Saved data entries

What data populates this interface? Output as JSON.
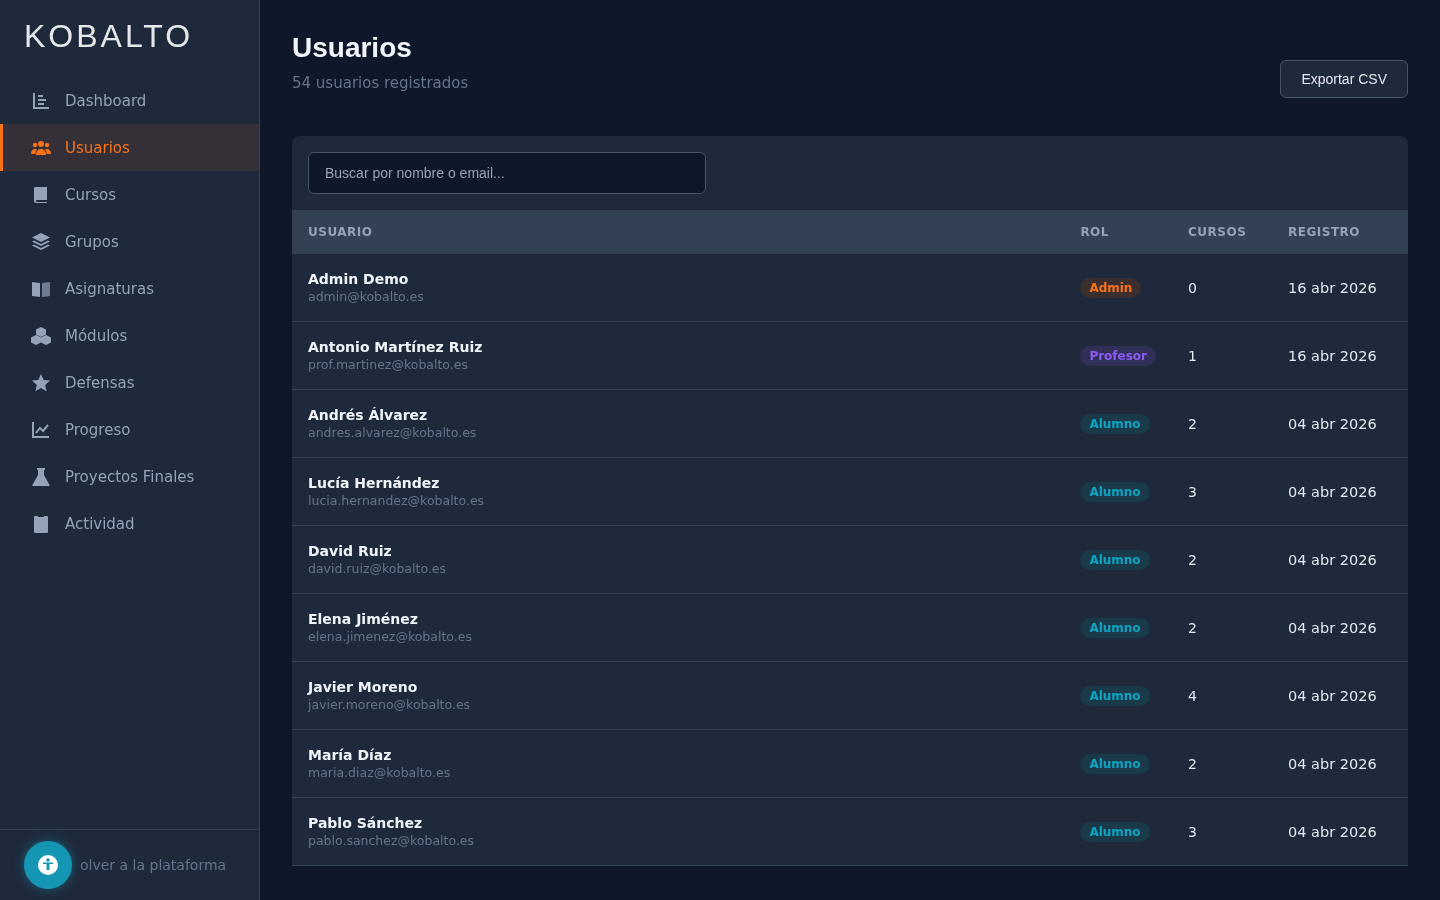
{
  "sidebar": {
    "logo": "KOBALTO",
    "items": [
      {
        "label": "Dashboard",
        "kind": "dashboard",
        "selected": false
      },
      {
        "label": "Usuarios",
        "kind": "users",
        "selected": true
      },
      {
        "label": "Cursos",
        "kind": "book",
        "selected": false
      },
      {
        "label": "Grupos",
        "kind": "layers",
        "selected": false
      },
      {
        "label": "Asignaturas",
        "kind": "openbook",
        "selected": false
      },
      {
        "label": "Módulos",
        "kind": "cubes",
        "selected": false
      },
      {
        "label": "Defensas",
        "kind": "star",
        "selected": false
      },
      {
        "label": "Progreso",
        "kind": "chart",
        "selected": false
      },
      {
        "label": "Proyectos Finales",
        "kind": "flask",
        "selected": false
      },
      {
        "label": "Actividad",
        "kind": "clipboard",
        "selected": false
      }
    ],
    "footer_link": "olver a la plataforma"
  },
  "header": {
    "title": "Usuarios",
    "subtitle": "54 usuarios registrados",
    "export_button": "Exportar CSV"
  },
  "search": {
    "placeholder": "Buscar por nombre o email..."
  },
  "table": {
    "columns": [
      "USUARIO",
      "ROL",
      "CURSOS",
      "REGISTRO"
    ],
    "rows": [
      {
        "name": "Admin Demo",
        "email": "admin@kobalto.es",
        "role": "Admin",
        "kind": "admin",
        "courses": "0",
        "date": "16 abr 2026"
      },
      {
        "name": "Antonio Martínez Ruiz",
        "email": "prof.martinez@kobalto.es",
        "role": "Profesor",
        "kind": "teacher",
        "courses": "1",
        "date": "16 abr 2026"
      },
      {
        "name": "Andrés Álvarez",
        "email": "andres.alvarez@kobalto.es",
        "role": "Alumno",
        "kind": "student",
        "courses": "2",
        "date": "04 abr 2026"
      },
      {
        "name": "Lucía Hernández",
        "email": "lucia.hernandez@kobalto.es",
        "role": "Alumno",
        "kind": "student",
        "courses": "3",
        "date": "04 abr 2026"
      },
      {
        "name": "David Ruiz",
        "email": "david.ruiz@kobalto.es",
        "role": "Alumno",
        "kind": "student",
        "courses": "2",
        "date": "04 abr 2026"
      },
      {
        "name": "Elena Jiménez",
        "email": "elena.jimenez@kobalto.es",
        "role": "Alumno",
        "kind": "student",
        "courses": "2",
        "date": "04 abr 2026"
      },
      {
        "name": "Javier Moreno",
        "email": "javier.moreno@kobalto.es",
        "role": "Alumno",
        "kind": "student",
        "courses": "4",
        "date": "04 abr 2026"
      },
      {
        "name": "María Díaz",
        "email": "maria.diaz@kobalto.es",
        "role": "Alumno",
        "kind": "student",
        "courses": "2",
        "date": "04 abr 2026"
      },
      {
        "name": "Pablo Sánchez",
        "email": "pablo.sanchez@kobalto.es",
        "role": "Alumno",
        "kind": "student",
        "courses": "3",
        "date": "04 abr 2026"
      }
    ]
  }
}
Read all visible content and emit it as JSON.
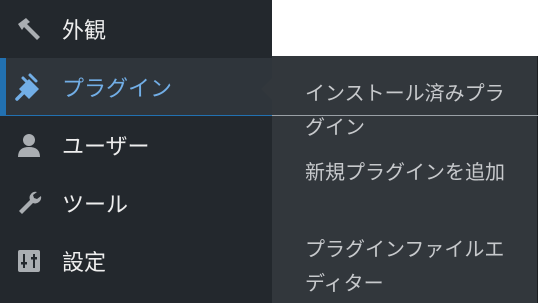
{
  "sidebar": {
    "items": [
      {
        "label": "外観",
        "icon": "paintbrush-icon"
      },
      {
        "label": "プラグイン",
        "icon": "plugin-icon",
        "current": true
      },
      {
        "label": "ユーザー",
        "icon": "user-icon"
      },
      {
        "label": "ツール",
        "icon": "wrench-icon"
      },
      {
        "label": "設定",
        "icon": "settings-icon"
      }
    ]
  },
  "submenu": {
    "items": [
      {
        "label": "インストール済みプラグイン"
      },
      {
        "label": "新規プラグインを追加"
      },
      {
        "label": "プラグインファイルエディター"
      }
    ]
  },
  "colors": {
    "sidebar_bg": "#23282d",
    "submenu_bg": "#32373c",
    "accent": "#2271b1",
    "current_text": "#72aee6"
  }
}
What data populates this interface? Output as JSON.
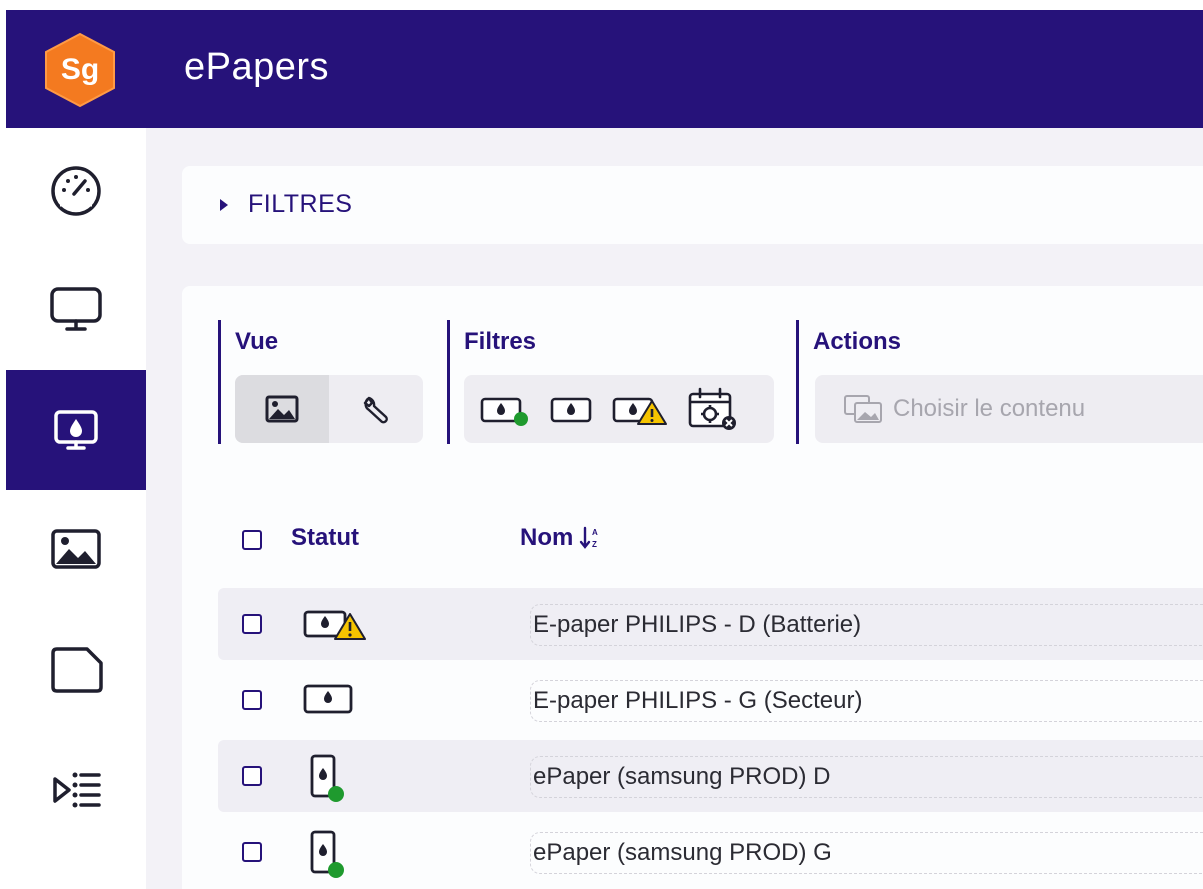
{
  "app": {
    "logo_text": "Sg",
    "title": "ePapers",
    "colors": {
      "primary": "#26127a",
      "logo_orange": "#f47a20",
      "status_ok": "#1f9a2e",
      "warning": "#f5c400"
    }
  },
  "sidebar": {
    "items": [
      {
        "icon": "dashboard-gauge-icon",
        "active": false
      },
      {
        "icon": "monitor-icon",
        "active": false
      },
      {
        "icon": "epaper-monitor-icon",
        "active": true
      },
      {
        "icon": "image-icon",
        "active": false
      },
      {
        "icon": "document-icon",
        "active": false
      },
      {
        "icon": "playlist-icon",
        "active": false
      }
    ]
  },
  "filters_panel": {
    "label": "FILTRES"
  },
  "toolbar": {
    "vue": {
      "label": "Vue",
      "options": [
        {
          "icon": "image-view-icon",
          "selected": true
        },
        {
          "icon": "wrench-icon",
          "selected": false
        }
      ]
    },
    "filtres": {
      "label": "Filtres",
      "options": [
        {
          "icon": "epaper-online-icon"
        },
        {
          "icon": "epaper-icon"
        },
        {
          "icon": "epaper-warning-icon"
        },
        {
          "icon": "calendar-settings-icon"
        }
      ]
    },
    "actions": {
      "label": "Actions",
      "placeholder": "Choisir le contenu",
      "icon": "content-images-icon"
    }
  },
  "table": {
    "columns": {
      "statut": "Statut",
      "nom": "Nom"
    },
    "rows": [
      {
        "name": "E-paper PHILIPS - D (Batterie)",
        "status": "warning-landscape",
        "shaded": true
      },
      {
        "name": "E-paper PHILIPS - G (Secteur)",
        "status": "normal-landscape",
        "shaded": false
      },
      {
        "name": "ePaper (samsung PROD) D",
        "status": "online-portrait",
        "shaded": true
      },
      {
        "name": "ePaper (samsung PROD) G",
        "status": "online-portrait",
        "shaded": false
      }
    ]
  }
}
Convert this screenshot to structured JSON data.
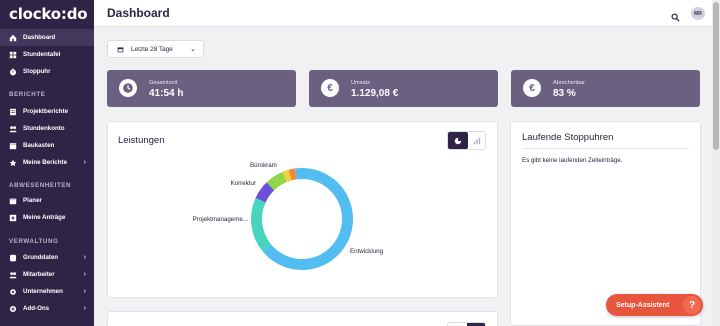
{
  "app": {
    "logo": "clocko:do"
  },
  "sidebar": {
    "items_top": [
      {
        "label": "Dashboard",
        "icon": "home-icon",
        "active": true
      },
      {
        "label": "Stundentafel",
        "icon": "grid-icon"
      },
      {
        "label": "Stoppuhr",
        "icon": "stopwatch-icon"
      }
    ],
    "sections": [
      {
        "title": "BERICHTE",
        "items": [
          {
            "label": "Projektberichte",
            "icon": "report-icon"
          },
          {
            "label": "Stundenkonto",
            "icon": "people-icon"
          },
          {
            "label": "Baukasten",
            "icon": "box-icon"
          },
          {
            "label": "Meine Berichte",
            "icon": "star-icon",
            "chevron": true
          }
        ]
      },
      {
        "title": "ABWESENHEITEN",
        "items": [
          {
            "label": "Planer",
            "icon": "calendar-icon"
          },
          {
            "label": "Meine Anträge",
            "icon": "plus-square-icon"
          }
        ]
      },
      {
        "title": "VERWALTUNG",
        "items": [
          {
            "label": "Grunddaten",
            "icon": "database-icon",
            "chevron": true
          },
          {
            "label": "Mitarbeiter",
            "icon": "team-icon",
            "chevron": true
          },
          {
            "label": "Unternehmen",
            "icon": "gear-icon",
            "chevron": true
          },
          {
            "label": "Add-Ons",
            "icon": "addon-icon",
            "chevron": true
          }
        ]
      }
    ]
  },
  "header": {
    "title": "Dashboard",
    "avatar": "MR"
  },
  "filter": {
    "date_range": "Letzte 28 Tage"
  },
  "stats": [
    {
      "label": "Gesamtzeit",
      "value": "41:54 h",
      "icon": "clock-icon"
    },
    {
      "label": "Umsatz",
      "value": "1.129,08 €",
      "icon": "euro-icon"
    },
    {
      "label": "Abrechenbar",
      "value": "83 %",
      "icon": "euro-icon"
    }
  ],
  "leistungen": {
    "title": "Leistungen"
  },
  "stopwatches": {
    "title": "Laufende Stoppuhren",
    "empty": "Es gibt keine laufenden Zeiteinträge."
  },
  "setup": {
    "label": "Setup-Assistent"
  },
  "colors": {
    "sidebar": "#2f2446",
    "stat": "#6b6080",
    "accent": "#e8553d"
  },
  "chart_data": {
    "type": "pie",
    "title": "Leistungen",
    "donut": true,
    "slices": [
      {
        "label": "Entwicklung",
        "value": 66,
        "color": "#52bdf0"
      },
      {
        "label": "Projektmanageme...",
        "value": 18,
        "color": "#48d4bf"
      },
      {
        "label": "Korrektur",
        "value": 6,
        "color": "#6d4fdc"
      },
      {
        "label": "Bürokram",
        "value": 6,
        "color": "#8fd64b"
      },
      {
        "label": "",
        "value": 2,
        "color": "#f3cf3b"
      },
      {
        "label": "",
        "value": 2,
        "color": "#f48a37"
      }
    ]
  }
}
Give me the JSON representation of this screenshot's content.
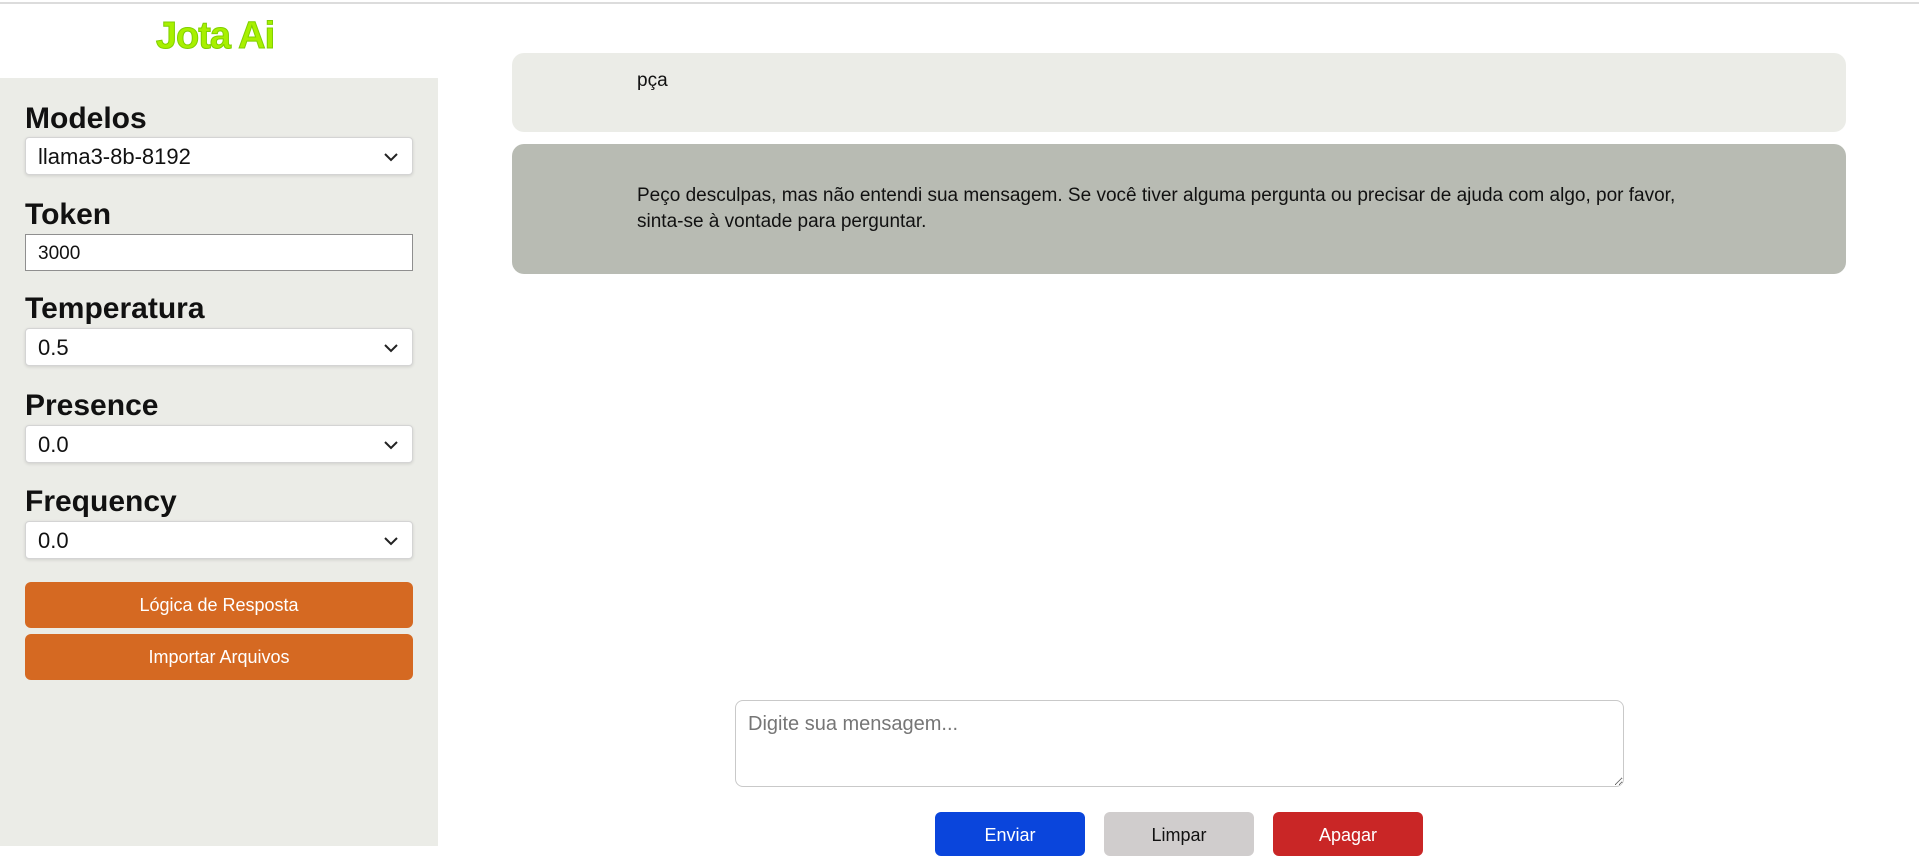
{
  "app": {
    "logo_text": "Jota Ai"
  },
  "sidebar": {
    "models_label": "Modelos",
    "model_value": "llama3-8b-8192",
    "token_label": "Token",
    "token_value": "3000",
    "temperature_label": "Temperatura",
    "temperature_value": "0.5",
    "presence_label": "Presence",
    "presence_value": "0.0",
    "frequency_label": "Frequency",
    "frequency_value": "0.0",
    "logic_button": "Lógica de Resposta",
    "import_button": "Importar Arquivos"
  },
  "chat": {
    "messages": [
      {
        "role": "user",
        "text": "pça"
      },
      {
        "role": "assistant",
        "text": "Peço desculpas, mas não entendi sua mensagem. Se você tiver alguma pergunta ou precisar de ajuda com algo, por favor, sinta-se à vontade para perguntar."
      }
    ],
    "input_placeholder": "Digite sua mensagem...",
    "input_value": ""
  },
  "actions": {
    "send": "Enviar",
    "clear": "Limpar",
    "delete": "Apagar"
  },
  "colors": {
    "logo": "#a8f000",
    "sidebar_bg": "#ebece7",
    "accent_orange": "#d56922",
    "send_blue": "#0a45dc",
    "clear_gray": "#d0cdcd",
    "delete_red": "#c92626",
    "user_bubble": "#ebece7",
    "assistant_bubble": "#b8bbb3"
  },
  "icons": {
    "select_arrow": "chevron-down-icon"
  }
}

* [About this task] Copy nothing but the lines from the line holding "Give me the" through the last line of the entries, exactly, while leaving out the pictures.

* [Response to the task]
Give me the JSON representation of this screenshot's content.
{
  "app": {
    "logo_text": "Jota Ai"
  },
  "sidebar": {
    "models_label": "Modelos",
    "model_value": "llama3-8b-8192",
    "token_label": "Token",
    "token_value": "3000",
    "temperature_label": "Temperatura",
    "temperature_value": "0.5",
    "presence_label": "Presence",
    "presence_value": "0.0",
    "frequency_label": "Frequency",
    "frequency_value": "0.0",
    "logic_button": "Lógica de Resposta",
    "import_button": "Importar Arquivos"
  },
  "chat": {
    "messages": [
      {
        "role": "user",
        "text": "pça"
      },
      {
        "role": "assistant",
        "text": "Peço desculpas, mas não entendi sua mensagem. Se você tiver alguma pergunta ou precisar de ajuda com algo, por favor, sinta-se à vontade para perguntar."
      }
    ],
    "input_placeholder": "Digite sua mensagem...",
    "input_value": ""
  },
  "actions": {
    "send": "Enviar",
    "clear": "Limpar",
    "delete": "Apagar"
  },
  "colors": {
    "logo": "#a8f000",
    "sidebar_bg": "#ebece7",
    "accent_orange": "#d56922",
    "send_blue": "#0a45dc",
    "clear_gray": "#d0cdcd",
    "delete_red": "#c92626",
    "user_bubble": "#ebece7",
    "assistant_bubble": "#b8bbb3"
  },
  "icons": {
    "select_arrow": "chevron-down-icon"
  }
}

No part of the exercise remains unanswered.